TRF: Do you follow Major League Soccer? In your opinion, what’s the biggest difference to the original NASL of the 70s? Where will the league be 5 years from now?

DW: Yes, I follow MLS. The big difference between the two leagues is that most MLS teams are playing in new soccer-specific stadiums. The NASL had to play in giant football and baseball stadiums, and that could look terrible. MLS still has a few teams playing in stadiums not designed for soccer. Hopefully in five years there will be new soccer stadiums in Washington and Boston. Another big difference is that the NASL did not have a salary cap, so the rich teams dominated the poor teams. The NASL considered a salary cap, and didn’t implement it. That was a big mistake. I think that European soccer is making the same mistake now letting a few rich teams dominate all the others.

TRF: As a soccer historian, you have followed the evolution of USA soccer. How do you rank the national team’s current competitiveness? And do you think we will ever reach true global dominance?

DW: The United States national team is in about the same place it has been for the past 15 years. We’re a good team, but not a great team. The important thing is that America now has a youth development system in place to produce a number of good players. But America still has not produced a global superstar in the sport. I have to wonder when that will happen.

TRF: You mention the New York Cosmos documentary “Once In A Lifetime” and how it really captured the passion for soccer during that time. Any modern-day, MLS equivalent?

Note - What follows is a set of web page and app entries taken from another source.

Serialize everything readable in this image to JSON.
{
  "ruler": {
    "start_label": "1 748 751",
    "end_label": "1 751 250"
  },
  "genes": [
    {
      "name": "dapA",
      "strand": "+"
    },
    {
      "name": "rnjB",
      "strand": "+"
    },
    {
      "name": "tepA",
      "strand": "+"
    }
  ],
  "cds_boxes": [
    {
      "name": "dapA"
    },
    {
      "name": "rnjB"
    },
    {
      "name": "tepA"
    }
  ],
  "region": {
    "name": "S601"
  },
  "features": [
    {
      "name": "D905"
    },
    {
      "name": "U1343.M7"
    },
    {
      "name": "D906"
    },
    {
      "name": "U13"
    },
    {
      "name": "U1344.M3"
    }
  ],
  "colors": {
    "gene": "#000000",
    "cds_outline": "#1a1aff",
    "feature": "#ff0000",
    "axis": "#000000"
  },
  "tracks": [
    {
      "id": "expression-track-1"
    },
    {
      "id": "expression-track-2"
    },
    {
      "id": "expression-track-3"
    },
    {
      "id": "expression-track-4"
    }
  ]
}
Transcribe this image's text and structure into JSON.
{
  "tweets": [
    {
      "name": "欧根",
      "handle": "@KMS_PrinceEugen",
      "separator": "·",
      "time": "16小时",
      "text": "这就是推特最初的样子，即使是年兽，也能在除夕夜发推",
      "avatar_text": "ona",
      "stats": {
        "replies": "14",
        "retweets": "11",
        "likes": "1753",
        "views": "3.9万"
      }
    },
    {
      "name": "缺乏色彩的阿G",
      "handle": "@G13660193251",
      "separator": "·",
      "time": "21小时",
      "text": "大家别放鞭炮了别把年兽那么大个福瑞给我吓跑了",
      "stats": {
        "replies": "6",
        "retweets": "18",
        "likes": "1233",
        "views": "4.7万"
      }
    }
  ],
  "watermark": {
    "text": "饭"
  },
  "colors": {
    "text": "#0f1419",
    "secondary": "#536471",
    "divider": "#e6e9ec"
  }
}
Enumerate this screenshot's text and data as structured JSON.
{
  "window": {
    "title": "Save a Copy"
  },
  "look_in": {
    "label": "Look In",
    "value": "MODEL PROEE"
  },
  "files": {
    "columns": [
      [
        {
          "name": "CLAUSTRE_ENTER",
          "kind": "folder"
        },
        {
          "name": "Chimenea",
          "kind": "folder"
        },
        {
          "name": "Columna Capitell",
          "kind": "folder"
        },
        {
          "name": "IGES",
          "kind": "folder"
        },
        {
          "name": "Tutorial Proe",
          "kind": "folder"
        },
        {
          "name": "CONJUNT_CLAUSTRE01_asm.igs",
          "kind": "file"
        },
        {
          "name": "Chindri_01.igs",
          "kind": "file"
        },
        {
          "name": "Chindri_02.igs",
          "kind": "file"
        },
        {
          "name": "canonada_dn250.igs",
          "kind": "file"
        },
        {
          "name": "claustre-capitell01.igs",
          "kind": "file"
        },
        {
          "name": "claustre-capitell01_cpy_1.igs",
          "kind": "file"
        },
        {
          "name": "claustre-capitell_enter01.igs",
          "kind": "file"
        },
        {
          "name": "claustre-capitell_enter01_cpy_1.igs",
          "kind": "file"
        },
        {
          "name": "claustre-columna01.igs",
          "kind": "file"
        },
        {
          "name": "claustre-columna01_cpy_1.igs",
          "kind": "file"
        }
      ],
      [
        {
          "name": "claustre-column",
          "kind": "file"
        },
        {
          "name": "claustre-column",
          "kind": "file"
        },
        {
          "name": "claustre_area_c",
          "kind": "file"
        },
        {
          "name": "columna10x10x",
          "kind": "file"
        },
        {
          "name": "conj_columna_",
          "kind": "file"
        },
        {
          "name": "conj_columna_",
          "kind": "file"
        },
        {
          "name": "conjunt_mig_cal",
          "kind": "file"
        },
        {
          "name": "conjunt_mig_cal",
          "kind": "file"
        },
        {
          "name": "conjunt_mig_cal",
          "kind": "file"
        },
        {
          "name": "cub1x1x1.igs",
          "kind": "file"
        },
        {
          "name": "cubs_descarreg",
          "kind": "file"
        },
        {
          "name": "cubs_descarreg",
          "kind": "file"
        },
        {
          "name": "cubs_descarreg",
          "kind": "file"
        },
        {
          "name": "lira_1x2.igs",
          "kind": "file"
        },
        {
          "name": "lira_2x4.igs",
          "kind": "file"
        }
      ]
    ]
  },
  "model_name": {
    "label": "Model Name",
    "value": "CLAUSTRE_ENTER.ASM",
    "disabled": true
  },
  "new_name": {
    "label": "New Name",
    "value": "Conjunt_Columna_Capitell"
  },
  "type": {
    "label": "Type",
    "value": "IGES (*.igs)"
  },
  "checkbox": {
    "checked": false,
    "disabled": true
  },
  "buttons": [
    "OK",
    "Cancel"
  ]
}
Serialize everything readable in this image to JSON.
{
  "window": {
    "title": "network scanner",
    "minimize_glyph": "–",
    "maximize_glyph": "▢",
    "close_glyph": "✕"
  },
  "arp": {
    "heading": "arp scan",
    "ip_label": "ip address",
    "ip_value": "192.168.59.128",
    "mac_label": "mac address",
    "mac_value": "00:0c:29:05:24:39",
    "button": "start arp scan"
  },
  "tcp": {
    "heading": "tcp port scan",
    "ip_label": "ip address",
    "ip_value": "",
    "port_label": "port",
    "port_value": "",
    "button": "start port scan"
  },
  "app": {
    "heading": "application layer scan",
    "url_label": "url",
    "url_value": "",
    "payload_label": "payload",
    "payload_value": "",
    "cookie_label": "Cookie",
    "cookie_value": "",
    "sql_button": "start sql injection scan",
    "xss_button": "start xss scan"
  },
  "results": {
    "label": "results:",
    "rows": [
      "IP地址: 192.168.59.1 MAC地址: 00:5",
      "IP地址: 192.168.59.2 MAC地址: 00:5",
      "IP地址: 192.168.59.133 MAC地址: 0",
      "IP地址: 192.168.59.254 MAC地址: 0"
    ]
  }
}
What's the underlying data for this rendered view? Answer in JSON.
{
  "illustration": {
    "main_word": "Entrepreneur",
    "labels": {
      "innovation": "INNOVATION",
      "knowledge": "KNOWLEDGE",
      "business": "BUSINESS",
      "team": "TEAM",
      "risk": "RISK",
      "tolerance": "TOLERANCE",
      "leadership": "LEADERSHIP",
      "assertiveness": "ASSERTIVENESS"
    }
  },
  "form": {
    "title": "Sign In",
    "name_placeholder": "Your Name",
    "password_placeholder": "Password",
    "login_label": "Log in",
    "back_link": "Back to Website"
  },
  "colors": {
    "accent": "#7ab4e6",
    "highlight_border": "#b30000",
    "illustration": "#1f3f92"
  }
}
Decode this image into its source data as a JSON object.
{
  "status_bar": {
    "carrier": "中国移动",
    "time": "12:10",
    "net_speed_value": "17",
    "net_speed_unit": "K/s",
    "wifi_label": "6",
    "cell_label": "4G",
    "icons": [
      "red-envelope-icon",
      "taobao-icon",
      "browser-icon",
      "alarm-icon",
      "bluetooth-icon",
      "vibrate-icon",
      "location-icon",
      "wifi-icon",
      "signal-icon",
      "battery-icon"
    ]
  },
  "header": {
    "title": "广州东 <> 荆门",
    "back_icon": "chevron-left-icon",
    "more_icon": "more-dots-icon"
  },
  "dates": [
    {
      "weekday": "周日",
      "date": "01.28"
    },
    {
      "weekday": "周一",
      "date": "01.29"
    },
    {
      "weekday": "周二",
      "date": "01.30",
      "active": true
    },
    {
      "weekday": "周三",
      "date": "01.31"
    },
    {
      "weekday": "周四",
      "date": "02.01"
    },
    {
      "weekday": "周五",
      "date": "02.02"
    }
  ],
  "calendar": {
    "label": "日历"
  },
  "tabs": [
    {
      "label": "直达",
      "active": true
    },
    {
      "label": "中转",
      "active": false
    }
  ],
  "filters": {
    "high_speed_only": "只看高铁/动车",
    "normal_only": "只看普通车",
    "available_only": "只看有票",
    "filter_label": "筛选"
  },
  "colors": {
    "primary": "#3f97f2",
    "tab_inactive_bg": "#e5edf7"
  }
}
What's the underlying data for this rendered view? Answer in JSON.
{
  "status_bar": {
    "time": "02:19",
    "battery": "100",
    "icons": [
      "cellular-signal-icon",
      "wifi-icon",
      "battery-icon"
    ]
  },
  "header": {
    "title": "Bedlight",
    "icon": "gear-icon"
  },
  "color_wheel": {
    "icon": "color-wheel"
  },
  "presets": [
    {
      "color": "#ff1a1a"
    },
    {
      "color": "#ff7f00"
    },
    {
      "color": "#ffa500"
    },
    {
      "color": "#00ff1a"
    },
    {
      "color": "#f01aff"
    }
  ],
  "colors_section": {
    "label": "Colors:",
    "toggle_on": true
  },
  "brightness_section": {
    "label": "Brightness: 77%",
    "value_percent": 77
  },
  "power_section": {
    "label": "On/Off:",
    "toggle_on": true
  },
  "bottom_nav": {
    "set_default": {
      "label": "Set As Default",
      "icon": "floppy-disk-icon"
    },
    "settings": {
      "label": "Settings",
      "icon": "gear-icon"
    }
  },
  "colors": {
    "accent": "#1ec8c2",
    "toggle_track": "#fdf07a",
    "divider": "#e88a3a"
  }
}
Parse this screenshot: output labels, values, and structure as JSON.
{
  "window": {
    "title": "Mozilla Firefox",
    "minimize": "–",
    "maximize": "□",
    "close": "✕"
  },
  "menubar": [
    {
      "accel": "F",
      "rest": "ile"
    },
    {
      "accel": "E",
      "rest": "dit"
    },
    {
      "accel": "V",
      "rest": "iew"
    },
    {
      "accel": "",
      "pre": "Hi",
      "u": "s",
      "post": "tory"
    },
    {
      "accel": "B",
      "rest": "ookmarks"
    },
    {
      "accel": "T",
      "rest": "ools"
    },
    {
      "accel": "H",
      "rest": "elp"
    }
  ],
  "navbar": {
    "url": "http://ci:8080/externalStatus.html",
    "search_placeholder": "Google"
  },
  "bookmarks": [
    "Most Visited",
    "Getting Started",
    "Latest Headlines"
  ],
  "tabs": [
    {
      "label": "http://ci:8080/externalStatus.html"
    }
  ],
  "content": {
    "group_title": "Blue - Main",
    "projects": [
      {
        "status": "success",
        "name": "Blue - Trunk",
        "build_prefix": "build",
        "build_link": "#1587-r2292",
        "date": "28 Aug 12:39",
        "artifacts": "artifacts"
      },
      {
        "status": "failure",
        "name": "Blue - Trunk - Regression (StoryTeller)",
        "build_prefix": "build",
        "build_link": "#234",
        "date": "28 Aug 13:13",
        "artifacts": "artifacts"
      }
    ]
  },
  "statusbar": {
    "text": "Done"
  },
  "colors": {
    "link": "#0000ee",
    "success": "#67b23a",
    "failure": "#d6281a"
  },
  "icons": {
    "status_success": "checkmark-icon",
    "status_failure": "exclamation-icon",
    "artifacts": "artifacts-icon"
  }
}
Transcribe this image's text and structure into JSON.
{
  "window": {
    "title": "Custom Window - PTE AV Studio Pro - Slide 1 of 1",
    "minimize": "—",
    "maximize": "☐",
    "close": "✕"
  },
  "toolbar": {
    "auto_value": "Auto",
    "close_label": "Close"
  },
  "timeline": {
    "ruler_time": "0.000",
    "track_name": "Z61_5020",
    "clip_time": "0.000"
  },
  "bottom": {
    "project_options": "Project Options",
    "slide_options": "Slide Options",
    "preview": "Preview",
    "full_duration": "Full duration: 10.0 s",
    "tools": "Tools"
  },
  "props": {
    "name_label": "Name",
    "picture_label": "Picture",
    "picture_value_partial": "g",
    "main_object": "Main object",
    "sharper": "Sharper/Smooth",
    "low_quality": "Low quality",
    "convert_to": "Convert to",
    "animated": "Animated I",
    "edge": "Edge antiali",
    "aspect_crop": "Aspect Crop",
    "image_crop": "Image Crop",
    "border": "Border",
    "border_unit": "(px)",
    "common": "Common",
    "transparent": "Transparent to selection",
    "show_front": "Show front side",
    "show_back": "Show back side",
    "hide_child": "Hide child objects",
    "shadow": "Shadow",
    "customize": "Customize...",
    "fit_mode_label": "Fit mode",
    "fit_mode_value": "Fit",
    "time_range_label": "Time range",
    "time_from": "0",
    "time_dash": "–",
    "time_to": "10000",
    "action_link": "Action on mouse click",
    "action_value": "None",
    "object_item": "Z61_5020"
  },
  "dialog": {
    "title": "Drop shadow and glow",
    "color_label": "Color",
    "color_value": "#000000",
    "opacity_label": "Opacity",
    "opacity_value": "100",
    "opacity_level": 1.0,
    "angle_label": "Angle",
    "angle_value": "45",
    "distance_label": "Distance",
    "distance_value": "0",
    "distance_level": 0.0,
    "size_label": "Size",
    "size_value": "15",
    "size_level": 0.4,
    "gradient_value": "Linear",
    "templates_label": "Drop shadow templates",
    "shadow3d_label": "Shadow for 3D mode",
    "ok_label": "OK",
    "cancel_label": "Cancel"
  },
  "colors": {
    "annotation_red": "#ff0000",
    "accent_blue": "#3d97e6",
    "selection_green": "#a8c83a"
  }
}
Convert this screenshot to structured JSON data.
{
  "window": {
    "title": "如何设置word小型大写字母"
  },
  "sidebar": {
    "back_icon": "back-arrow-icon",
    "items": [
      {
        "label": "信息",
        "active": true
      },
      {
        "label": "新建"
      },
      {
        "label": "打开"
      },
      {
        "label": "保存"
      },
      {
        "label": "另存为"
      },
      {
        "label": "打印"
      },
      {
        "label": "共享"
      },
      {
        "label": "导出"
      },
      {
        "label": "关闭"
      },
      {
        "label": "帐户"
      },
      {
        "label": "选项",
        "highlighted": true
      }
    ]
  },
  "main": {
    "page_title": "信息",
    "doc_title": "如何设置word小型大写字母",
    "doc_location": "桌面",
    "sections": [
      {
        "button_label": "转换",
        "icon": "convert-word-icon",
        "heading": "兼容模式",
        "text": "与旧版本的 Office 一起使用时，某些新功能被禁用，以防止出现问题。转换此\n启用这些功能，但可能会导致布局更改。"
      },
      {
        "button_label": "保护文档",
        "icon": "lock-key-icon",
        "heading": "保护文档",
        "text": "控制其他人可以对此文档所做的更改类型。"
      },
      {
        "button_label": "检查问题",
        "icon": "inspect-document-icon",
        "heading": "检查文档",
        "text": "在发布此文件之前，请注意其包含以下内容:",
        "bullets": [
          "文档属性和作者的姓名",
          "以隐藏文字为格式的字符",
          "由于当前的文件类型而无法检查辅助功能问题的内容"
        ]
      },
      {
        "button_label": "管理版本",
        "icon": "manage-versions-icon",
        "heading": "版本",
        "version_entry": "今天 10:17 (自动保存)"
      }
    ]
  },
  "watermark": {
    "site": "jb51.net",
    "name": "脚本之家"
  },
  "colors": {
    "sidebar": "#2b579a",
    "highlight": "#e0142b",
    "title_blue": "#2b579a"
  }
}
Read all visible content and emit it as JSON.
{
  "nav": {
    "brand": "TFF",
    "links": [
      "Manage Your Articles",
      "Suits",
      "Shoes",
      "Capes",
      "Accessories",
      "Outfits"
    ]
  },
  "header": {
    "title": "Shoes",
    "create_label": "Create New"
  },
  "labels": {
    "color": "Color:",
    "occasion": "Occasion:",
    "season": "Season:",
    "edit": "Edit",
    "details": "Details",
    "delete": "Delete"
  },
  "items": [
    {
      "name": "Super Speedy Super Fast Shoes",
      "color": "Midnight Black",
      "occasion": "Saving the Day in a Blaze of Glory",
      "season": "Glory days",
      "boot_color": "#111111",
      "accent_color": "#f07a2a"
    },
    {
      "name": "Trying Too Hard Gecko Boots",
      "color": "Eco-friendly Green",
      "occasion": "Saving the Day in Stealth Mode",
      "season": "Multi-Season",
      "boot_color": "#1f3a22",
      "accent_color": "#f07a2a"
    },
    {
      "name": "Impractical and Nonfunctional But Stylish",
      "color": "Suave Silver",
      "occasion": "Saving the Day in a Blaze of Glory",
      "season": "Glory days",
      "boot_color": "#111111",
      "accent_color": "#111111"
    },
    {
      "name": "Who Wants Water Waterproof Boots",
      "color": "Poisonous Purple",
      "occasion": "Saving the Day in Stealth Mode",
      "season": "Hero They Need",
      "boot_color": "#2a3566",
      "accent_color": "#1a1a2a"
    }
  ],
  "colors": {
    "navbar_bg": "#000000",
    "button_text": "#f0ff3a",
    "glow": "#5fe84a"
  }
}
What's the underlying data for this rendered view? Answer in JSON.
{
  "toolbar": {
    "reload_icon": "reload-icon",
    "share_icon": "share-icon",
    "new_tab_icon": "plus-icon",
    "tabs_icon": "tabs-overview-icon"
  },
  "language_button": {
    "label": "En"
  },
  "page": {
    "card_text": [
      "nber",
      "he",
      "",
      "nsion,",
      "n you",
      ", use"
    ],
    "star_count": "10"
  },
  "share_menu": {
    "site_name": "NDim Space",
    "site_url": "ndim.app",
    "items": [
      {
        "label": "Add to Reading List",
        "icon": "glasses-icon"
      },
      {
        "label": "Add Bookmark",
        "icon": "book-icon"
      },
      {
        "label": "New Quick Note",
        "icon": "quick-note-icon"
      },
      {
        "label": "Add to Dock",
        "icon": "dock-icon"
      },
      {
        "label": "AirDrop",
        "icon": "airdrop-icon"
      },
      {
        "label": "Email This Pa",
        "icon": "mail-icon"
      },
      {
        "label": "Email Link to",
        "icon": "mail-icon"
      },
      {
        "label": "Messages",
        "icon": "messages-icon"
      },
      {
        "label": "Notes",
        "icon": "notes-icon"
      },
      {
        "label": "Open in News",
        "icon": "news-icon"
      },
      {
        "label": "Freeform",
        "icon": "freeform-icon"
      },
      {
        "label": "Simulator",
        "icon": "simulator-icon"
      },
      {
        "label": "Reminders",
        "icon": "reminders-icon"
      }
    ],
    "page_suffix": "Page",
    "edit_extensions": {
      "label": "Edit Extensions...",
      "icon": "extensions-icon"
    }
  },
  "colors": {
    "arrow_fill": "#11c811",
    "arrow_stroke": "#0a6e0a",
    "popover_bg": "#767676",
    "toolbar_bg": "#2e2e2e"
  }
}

DW: Not really. MLS has a much better business model than the NASL had, but no MLS team has been as popular (or as reviled) as the Cosmos in their time.

TRF: As you may know, TheRealFutbol (TRF) blog in part caters to those new to soccer as well as skeptics who are convinced the real football is the pigskin, American version. And then there are folks who hate soccer because it is much too low scoring. With that said, please recommend a few matches regardless of league or country that are ‘must views’ for those new to the game as well as any nil-nil draws that left you spellbound.

DW: A few years ago, the USA and Argentina played a great scoreless draw in the Meadowlands. The 1999 Women’s World Cup Final between the USA and China was a great game, even though there were no goals scored. But with that said, there are plenty of scoreless draws that are disappointing. MLS has had a huge number of scoreless draws this season. I would prefer to see 0-0 draws result in no points for either team in the standings. Tie games where goals are scored should still result in a point for each team in the standings.

TRF: Finally, we really appreciate you taking time to chat with us. Please let folks know how to best get in touch with you and place a historic soccer video order? Note: I just received my first soccer tape order (1966, 70′ and 74′ World Cup Finals) and am extremely content with value and quality.

DW: People can contact me on my web site www.DaveBrett.com. My email address and phone number are there as well. Thanks!